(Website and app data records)
::::::

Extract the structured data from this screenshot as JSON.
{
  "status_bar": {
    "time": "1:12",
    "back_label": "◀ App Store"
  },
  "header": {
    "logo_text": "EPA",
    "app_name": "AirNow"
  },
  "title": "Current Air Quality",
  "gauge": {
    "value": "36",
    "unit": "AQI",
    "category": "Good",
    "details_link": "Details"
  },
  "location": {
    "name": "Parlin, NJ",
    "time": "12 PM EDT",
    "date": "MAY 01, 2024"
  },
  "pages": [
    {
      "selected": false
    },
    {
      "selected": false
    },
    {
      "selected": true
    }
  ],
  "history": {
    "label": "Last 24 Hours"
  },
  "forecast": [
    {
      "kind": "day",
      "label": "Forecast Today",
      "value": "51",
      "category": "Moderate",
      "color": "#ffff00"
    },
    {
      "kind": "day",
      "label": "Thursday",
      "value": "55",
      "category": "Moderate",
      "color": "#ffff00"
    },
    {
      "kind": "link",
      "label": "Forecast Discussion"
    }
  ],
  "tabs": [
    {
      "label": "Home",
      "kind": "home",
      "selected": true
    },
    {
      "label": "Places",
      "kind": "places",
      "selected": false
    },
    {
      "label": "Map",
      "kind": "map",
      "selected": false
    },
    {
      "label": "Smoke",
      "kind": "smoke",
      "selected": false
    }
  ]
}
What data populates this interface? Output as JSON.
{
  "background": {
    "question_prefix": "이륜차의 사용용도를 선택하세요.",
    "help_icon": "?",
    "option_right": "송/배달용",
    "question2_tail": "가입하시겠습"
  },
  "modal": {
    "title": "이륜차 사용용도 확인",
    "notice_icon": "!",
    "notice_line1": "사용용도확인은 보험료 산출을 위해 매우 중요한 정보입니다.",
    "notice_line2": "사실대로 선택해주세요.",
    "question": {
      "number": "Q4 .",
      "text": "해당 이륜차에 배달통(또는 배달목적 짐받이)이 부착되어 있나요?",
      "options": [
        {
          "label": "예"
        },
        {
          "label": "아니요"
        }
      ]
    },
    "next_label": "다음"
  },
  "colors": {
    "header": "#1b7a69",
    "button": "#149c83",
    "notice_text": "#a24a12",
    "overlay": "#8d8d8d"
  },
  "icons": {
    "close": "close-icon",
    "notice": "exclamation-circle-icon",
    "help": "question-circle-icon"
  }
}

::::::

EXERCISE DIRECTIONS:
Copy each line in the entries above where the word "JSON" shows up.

OUTPUT FOR THIS EXERCISE:
Extract the structured data from this screenshot as JSON.
What data populates this interface? Output as JSON.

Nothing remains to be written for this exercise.